Today, Greece’s finances are another Augean stable. They risk igniting a financial crisis almost as dangerous as Lehman Brothers’ collapse in 2008.
Greece’s new socialist Prime Minister George Papandreou, will need Hercules’ strength and wits to restore Greece’s economy and prevent its crisis from infecting other members of the European Union.
Greece is rich by people, but poor by government. Greeks are a very smart, tough, fiercely hard-working people. When Greeks settle abroad, they excel.
But at home, in the cradle of democracy, Greeks have long been cursed by corrupt governments, political tribal warfare, mutual suspicion and disreputable finances. The same holds for some Balkan nations and, until recently, Ireland.
Many Europeans felt Greece should never have been admitted to the EU or, later, the euro zone. Bulgaria, Romania and the Greek portion of Cyprus were similarly unready. It turns out that Greece met the EU’s financial admission standards by falsifying its books.
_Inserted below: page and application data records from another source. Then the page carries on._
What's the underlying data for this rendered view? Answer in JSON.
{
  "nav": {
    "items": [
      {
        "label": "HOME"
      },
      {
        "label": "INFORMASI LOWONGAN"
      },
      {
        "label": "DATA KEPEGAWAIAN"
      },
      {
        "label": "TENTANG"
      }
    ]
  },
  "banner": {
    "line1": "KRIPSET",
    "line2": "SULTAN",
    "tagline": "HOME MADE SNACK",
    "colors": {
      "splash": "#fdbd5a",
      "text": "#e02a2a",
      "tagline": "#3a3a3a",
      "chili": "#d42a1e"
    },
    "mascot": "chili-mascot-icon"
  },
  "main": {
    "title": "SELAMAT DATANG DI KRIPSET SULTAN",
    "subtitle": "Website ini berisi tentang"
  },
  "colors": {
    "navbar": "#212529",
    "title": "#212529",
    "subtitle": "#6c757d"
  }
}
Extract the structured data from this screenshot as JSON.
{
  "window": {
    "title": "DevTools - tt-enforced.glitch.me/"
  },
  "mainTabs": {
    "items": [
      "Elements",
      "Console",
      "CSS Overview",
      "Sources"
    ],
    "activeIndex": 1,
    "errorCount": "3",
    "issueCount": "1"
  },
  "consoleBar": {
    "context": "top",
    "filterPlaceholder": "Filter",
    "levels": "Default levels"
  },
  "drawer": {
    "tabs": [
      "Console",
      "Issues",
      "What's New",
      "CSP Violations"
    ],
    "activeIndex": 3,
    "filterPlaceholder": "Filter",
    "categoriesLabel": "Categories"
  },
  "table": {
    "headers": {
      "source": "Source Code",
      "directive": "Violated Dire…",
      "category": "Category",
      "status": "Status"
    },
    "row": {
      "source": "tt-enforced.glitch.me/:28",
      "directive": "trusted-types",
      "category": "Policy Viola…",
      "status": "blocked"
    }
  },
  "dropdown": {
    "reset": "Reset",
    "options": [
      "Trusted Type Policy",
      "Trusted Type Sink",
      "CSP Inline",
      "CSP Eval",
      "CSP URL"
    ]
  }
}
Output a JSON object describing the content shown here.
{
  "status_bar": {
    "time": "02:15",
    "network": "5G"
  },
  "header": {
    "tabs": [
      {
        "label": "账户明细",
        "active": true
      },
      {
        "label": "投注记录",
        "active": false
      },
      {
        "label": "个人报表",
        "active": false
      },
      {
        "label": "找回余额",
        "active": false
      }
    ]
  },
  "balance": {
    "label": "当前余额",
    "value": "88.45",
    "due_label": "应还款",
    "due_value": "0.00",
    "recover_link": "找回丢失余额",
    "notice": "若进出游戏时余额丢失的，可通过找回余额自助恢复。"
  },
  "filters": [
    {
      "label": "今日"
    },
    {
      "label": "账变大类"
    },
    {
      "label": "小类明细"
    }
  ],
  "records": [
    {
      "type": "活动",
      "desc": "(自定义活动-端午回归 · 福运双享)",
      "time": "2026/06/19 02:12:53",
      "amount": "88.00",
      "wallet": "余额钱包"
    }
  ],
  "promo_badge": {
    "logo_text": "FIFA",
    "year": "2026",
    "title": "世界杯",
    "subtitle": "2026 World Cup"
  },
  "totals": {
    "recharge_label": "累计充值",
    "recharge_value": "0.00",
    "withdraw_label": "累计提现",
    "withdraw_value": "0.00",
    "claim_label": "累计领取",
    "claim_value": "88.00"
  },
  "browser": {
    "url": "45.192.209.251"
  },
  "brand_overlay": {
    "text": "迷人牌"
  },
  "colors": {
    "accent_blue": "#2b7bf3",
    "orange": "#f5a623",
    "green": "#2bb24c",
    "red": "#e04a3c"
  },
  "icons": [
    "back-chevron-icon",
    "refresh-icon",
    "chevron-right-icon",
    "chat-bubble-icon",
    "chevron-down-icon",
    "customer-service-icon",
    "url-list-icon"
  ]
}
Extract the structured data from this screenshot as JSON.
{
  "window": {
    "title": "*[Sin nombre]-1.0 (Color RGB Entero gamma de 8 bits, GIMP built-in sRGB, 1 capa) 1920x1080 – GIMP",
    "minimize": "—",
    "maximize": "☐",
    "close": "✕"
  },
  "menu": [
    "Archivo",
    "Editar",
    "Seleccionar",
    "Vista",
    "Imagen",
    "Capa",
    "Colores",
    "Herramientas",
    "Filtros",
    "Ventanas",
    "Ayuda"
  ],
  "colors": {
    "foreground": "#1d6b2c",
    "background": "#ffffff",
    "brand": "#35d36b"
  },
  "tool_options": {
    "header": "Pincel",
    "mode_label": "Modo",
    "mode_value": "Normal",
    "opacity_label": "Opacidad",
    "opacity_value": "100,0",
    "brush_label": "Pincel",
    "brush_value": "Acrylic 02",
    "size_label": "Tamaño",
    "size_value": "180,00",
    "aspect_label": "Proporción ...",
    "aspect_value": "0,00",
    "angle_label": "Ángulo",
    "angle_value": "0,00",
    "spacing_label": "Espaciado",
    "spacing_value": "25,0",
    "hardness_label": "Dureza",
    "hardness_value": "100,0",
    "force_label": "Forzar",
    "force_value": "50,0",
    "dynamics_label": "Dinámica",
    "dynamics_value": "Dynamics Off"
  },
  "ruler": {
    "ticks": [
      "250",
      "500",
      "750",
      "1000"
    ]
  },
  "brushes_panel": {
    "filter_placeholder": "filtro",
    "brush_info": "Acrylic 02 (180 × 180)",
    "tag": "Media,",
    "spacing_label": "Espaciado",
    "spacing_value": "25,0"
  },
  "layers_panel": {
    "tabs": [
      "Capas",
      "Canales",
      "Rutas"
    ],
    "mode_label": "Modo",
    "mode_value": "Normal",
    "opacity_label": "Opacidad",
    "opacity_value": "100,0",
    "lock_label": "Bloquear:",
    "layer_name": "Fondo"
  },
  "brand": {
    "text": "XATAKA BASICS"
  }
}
Greece’s alternating conservative and socialist governments were both responsible for its third-world finances. A third of Greek workers are employed by government. Truculent public sector unions threaten paralyzing strikes and riots if they...